Not much intimidates Anthony Santacroce, but a diagnosis of kidney cancer in his mid-50s and the prospect of the first surgery he’d ever had came really close. The alternative to surgery wasn’t very appealing, either.

Santacroce, now 66, credits his primary care provider for investigating the cause for his fatigue and anemia. Several rounds of tests finally yielded a referral to a urologist who said Santacroce had cancer in both kidneys, news that stunned the Burlington trial attorney. The prognosis without surgery was grim. Santacroce thought about his 12-year-old daughter, an only child.

“I was not afraid of dying as much as I was afraid she wouldn’t have her dad,” he says quietly.

Serendipity and a friend of a friend got him an appointment with Dr. Steven Shichman, physician-in-chief of the Tallwood Urology & Kidney Institute, for a second opinion. Santacroce and his wife, also an attorney, decided quickly that he would stay with Dr. Shichman for his care.

“He had enough confidence to say, ‘I’m going to operate and you’re going to feel like a new man,’” he says. “He’s a very personable and likeable guy, in addition to being a great surgeon.”

In August 2010, Dr. Shichman removed one kidney at Hartford Hospital. Two months later, Santacroce became one of the first patients to undergo a partial kidney removal using one of the hospital’s da Vinci surgical robots. By taking just part of the kidney, a procedure only performed by a few surgeons in Connecticut, Santacroce avoided dialysis.

“I’m probably healthier now than I ever was!” he says.

After his two surgeries, Santacroce was referred to a nephrologist for monitoring of the remaining kidney. In the process, he made several lifestyle changes, including adopting a vegetarian lifestyle. Animal-based proteins like meat and fish, he explains, require more work from the kidney, so he limits his intake to a bite of turkey on Thanksgiving or a nibble of salmon periodically.

Other than that, the only real reminder of his kidney cancer is an annual ultrasound and MRI, plus visits with Dr. Shichman and the nephrologist to monitor his kidney function.
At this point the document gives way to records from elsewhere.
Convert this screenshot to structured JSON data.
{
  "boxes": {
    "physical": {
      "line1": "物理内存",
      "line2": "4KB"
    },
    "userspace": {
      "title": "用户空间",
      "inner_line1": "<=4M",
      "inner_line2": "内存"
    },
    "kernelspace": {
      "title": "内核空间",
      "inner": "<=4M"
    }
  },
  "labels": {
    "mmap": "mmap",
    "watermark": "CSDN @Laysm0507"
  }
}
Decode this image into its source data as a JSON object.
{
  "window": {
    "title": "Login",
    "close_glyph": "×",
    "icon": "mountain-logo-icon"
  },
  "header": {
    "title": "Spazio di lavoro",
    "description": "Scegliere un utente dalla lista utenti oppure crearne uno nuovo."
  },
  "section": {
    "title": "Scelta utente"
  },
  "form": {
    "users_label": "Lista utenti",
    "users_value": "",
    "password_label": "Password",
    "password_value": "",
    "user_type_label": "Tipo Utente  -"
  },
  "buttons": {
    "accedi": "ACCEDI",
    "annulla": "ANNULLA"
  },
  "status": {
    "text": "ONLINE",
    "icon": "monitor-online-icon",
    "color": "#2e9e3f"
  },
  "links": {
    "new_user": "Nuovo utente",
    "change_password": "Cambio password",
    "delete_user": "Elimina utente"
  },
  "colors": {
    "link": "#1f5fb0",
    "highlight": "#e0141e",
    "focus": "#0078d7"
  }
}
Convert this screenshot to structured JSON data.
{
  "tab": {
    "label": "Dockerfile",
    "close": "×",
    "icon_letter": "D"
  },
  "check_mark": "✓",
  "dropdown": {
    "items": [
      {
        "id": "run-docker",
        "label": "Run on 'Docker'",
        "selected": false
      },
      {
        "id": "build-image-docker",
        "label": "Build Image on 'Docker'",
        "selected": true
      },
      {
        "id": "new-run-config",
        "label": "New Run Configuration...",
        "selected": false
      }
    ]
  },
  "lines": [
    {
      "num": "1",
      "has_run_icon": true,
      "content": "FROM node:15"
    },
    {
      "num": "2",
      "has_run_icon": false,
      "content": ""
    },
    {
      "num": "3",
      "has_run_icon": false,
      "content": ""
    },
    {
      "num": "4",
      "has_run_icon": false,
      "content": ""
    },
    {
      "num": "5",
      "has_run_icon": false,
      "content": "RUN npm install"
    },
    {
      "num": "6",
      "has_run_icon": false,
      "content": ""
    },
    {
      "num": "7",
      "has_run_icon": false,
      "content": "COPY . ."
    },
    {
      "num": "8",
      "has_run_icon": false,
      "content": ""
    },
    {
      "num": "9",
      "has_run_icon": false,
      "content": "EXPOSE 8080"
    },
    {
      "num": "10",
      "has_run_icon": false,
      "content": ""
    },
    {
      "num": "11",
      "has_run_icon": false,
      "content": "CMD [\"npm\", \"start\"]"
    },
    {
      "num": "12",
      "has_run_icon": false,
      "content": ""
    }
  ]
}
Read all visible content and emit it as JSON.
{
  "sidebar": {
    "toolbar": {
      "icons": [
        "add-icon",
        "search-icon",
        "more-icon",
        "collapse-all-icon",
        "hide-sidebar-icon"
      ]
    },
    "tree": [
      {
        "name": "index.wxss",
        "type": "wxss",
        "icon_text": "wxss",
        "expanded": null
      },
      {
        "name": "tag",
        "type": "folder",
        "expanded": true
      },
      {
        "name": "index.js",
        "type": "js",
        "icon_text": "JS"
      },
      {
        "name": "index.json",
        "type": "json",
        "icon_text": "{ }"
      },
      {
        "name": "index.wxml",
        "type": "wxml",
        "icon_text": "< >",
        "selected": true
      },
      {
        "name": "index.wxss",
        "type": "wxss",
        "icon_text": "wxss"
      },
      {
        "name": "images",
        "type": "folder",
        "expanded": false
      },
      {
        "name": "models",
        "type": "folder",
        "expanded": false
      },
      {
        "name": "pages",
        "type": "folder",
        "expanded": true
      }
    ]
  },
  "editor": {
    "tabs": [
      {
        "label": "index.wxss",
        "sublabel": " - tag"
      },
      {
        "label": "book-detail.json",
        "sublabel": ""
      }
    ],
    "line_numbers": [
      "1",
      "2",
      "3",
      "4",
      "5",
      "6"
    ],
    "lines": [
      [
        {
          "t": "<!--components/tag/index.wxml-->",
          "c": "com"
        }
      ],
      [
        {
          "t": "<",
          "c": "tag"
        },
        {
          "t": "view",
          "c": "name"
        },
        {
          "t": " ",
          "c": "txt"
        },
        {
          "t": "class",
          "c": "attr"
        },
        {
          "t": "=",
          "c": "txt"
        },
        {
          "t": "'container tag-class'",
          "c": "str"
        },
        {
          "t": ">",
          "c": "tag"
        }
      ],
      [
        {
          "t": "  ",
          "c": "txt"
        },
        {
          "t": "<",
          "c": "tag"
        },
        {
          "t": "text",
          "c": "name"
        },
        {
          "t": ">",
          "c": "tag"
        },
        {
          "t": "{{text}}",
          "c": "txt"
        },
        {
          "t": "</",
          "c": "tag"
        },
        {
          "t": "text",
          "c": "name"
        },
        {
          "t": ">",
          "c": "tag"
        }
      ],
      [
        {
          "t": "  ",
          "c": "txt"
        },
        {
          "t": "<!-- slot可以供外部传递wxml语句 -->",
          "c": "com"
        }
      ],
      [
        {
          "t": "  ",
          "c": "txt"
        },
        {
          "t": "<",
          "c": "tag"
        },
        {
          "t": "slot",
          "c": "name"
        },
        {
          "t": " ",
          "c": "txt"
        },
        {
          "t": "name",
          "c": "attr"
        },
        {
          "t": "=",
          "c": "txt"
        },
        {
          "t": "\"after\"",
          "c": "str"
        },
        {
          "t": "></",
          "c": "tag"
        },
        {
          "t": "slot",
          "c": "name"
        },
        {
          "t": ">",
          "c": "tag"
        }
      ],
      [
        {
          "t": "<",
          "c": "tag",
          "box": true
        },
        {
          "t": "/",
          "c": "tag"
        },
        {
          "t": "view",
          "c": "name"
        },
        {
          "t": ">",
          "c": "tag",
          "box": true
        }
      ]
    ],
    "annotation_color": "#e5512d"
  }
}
“I couldn’t have hoped for a better result,” Santacroce says. “When I’m asked about urologists, I always recommend Dr. Shichman. As far as I’m concerned, he walks on water!”